# Task statement
When you reach the line containing "Parse this screenshot: output", repeat it and every line after it exactly, stopping only at the end of the listing.
•••
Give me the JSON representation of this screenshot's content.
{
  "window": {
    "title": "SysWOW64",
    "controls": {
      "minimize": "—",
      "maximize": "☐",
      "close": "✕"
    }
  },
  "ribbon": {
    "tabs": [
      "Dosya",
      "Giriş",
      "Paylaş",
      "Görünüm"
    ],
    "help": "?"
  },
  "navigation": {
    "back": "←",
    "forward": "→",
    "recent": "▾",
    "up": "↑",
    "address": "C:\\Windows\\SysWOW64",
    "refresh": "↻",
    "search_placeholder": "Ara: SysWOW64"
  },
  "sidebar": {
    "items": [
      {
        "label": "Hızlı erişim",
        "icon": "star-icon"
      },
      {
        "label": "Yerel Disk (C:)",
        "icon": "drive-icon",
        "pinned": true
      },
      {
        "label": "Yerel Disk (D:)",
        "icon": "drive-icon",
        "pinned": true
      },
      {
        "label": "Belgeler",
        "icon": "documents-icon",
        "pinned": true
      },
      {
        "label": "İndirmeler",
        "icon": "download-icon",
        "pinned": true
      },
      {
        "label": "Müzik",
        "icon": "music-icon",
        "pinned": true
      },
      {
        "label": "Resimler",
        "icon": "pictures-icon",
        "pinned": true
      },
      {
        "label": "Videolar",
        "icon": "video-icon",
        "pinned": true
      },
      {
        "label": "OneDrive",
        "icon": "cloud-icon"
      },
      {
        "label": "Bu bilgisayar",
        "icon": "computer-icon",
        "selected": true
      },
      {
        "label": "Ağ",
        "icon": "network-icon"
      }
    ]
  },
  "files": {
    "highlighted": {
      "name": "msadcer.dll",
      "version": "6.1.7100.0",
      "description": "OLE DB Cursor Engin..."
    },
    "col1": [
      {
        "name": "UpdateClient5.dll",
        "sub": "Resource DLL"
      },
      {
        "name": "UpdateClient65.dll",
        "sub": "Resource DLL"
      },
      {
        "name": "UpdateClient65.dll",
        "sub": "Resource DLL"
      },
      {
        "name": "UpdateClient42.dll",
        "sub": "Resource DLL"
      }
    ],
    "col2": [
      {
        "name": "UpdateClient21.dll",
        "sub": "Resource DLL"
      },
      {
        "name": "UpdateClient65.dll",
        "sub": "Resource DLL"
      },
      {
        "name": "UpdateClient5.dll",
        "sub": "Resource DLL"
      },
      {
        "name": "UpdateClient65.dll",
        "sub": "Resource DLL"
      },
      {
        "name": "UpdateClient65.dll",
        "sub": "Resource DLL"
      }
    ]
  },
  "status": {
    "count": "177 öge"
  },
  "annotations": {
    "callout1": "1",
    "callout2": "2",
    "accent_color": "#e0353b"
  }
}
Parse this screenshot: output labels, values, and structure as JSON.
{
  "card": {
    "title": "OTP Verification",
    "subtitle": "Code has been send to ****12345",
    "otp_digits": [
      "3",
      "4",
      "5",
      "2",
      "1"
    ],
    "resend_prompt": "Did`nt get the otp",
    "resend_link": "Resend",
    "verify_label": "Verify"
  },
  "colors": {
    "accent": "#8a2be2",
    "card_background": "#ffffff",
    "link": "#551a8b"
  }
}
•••
# Exercise answer
Parse this screenshot: output labels, values, and structure as JSON.
{
  "card": {
    "title": "OTP Verification",
    "subtitle": "Code has been send to ****12345",
    "otp_digits": [
      "3",
      "4",
      "5",
      "2",
      "1"
    ],
    "resend_prompt": "Did`nt get the otp",
    "resend_link": "Resend",
    "verify_label": "Verify"
  },
  "colors": {
    "accent": "#8a2be2",
    "card_background": "#ffffff",
    "link": "#551a8b"
  }
}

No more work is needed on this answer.